Task instructions → Determine the number of lines in the listing below in which the word "hình" is present, and state it without comment.

________________

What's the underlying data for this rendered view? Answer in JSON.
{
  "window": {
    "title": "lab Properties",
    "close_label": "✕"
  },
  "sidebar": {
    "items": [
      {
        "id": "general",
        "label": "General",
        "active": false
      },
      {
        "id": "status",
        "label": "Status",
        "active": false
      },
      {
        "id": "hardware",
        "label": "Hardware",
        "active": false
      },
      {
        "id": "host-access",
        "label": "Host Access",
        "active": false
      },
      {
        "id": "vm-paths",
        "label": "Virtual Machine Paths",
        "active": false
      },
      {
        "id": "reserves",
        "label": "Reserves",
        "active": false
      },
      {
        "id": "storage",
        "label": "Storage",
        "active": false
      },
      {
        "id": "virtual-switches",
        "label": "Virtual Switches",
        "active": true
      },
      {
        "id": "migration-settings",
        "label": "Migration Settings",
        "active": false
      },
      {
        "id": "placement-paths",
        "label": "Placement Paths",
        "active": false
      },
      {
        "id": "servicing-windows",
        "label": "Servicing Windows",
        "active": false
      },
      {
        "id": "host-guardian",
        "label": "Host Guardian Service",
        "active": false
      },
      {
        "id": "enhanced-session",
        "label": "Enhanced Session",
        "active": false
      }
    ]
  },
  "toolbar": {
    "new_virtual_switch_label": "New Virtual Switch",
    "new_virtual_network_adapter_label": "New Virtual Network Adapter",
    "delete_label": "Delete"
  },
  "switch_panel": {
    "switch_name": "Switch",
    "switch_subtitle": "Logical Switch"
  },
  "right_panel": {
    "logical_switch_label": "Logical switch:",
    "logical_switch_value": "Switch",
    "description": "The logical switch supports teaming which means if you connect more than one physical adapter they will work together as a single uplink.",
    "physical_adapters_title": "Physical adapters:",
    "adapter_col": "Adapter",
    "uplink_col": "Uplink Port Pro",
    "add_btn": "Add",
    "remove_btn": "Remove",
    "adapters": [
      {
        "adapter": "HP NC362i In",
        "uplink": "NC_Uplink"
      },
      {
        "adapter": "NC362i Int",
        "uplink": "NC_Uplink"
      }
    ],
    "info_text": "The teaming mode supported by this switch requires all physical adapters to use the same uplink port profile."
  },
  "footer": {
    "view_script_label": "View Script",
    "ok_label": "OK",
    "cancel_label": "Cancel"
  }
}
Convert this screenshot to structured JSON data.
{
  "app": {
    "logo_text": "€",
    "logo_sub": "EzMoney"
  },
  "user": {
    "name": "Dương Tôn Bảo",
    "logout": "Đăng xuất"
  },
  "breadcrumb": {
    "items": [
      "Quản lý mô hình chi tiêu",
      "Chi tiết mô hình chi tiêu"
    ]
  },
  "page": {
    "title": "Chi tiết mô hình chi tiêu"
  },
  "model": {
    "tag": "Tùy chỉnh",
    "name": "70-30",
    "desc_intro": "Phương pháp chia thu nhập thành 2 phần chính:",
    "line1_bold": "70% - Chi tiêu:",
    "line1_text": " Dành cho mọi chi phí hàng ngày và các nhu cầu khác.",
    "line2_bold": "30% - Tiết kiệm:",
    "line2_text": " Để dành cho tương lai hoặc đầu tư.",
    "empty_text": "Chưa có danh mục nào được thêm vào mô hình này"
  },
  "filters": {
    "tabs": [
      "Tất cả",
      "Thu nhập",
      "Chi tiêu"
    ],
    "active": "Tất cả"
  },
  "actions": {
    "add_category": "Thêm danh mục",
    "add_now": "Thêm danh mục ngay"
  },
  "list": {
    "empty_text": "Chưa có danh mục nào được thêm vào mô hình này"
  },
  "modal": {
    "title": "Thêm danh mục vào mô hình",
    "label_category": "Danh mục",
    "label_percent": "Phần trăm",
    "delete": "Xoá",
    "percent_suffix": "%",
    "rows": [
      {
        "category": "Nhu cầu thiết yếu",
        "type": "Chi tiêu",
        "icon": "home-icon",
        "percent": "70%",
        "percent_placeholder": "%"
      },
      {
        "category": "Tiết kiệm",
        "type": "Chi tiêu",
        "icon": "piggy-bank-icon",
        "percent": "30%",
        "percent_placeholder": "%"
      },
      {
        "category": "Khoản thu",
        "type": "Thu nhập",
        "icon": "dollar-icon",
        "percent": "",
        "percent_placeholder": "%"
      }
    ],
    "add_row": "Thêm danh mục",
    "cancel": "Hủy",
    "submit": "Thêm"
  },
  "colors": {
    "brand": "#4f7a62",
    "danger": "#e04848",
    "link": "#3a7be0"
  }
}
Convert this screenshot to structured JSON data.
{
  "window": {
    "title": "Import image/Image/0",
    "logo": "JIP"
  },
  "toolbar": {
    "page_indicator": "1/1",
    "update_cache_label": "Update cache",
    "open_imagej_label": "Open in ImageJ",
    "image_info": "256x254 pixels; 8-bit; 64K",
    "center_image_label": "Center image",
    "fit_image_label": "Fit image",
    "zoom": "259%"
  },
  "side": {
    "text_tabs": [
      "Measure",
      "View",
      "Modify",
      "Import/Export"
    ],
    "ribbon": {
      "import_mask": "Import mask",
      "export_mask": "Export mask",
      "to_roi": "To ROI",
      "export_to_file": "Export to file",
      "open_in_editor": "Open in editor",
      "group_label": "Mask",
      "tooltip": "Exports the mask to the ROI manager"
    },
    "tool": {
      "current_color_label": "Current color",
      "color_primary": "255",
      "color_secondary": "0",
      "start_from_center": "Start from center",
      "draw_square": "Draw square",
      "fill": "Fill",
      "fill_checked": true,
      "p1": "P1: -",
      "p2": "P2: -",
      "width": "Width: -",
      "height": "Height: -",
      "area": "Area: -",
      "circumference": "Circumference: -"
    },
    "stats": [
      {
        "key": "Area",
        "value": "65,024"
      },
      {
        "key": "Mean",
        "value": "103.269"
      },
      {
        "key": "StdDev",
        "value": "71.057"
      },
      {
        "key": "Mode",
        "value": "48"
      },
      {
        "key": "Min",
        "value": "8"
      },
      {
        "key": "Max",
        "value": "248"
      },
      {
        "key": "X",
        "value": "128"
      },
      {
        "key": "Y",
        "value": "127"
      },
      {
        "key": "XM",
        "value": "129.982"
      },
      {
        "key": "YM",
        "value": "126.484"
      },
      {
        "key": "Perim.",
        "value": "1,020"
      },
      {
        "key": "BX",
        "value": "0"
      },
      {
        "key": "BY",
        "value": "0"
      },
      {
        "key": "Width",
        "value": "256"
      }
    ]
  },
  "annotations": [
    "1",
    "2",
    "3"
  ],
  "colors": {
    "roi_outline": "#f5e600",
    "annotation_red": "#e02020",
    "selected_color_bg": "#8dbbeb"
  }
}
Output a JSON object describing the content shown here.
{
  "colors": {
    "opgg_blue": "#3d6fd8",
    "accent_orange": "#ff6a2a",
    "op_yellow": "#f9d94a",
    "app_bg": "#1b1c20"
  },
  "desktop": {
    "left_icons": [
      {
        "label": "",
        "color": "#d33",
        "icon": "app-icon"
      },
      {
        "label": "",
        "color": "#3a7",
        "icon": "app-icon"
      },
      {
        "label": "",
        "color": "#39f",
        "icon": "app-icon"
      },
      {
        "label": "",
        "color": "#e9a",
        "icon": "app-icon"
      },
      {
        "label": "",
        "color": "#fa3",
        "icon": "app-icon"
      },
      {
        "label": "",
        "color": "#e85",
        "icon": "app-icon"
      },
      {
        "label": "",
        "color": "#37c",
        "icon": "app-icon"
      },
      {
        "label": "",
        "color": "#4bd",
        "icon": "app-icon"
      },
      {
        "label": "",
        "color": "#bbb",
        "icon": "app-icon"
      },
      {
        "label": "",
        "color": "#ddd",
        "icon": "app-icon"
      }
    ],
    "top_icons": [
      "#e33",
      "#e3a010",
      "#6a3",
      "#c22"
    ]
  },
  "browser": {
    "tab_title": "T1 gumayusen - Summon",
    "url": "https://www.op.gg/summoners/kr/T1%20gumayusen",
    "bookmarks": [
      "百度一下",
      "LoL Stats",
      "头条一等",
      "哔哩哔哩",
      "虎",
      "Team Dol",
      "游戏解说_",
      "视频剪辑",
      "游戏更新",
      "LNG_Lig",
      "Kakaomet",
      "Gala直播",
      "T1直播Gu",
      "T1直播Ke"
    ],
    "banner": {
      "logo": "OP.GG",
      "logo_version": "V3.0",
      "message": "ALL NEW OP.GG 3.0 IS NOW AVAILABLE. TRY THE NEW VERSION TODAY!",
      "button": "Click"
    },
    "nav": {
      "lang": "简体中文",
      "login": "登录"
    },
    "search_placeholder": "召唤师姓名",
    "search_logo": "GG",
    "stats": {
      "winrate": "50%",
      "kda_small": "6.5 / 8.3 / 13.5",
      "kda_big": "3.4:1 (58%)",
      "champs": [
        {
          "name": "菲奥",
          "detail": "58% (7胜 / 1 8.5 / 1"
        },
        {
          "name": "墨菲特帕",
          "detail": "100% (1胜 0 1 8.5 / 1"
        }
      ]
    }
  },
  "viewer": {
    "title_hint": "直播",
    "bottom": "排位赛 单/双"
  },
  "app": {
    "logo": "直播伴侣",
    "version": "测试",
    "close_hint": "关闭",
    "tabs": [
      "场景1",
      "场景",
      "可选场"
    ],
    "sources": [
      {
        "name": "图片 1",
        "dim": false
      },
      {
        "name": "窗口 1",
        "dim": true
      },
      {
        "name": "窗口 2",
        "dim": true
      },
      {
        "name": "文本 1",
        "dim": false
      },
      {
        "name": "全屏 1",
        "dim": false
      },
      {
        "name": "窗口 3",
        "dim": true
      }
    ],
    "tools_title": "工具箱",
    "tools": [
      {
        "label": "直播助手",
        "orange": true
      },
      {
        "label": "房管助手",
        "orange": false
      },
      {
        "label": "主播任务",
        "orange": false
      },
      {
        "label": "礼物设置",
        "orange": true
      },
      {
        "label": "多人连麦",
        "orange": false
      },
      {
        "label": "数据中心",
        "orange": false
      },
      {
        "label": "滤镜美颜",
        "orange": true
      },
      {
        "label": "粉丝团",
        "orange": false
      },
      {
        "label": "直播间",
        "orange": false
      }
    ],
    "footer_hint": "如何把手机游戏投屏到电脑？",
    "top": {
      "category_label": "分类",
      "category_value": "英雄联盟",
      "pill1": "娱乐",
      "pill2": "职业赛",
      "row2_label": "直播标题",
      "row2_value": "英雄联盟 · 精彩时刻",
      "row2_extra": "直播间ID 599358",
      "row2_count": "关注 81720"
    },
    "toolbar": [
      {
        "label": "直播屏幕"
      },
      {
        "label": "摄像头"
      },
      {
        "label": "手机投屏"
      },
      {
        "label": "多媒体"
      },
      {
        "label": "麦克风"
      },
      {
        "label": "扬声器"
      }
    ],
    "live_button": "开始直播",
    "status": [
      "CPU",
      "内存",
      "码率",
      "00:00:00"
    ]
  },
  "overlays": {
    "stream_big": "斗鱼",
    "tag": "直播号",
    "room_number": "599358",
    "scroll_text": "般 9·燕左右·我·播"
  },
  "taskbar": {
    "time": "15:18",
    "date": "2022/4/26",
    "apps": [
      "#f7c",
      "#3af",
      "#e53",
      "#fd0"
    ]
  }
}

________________

Answer to the problem → 6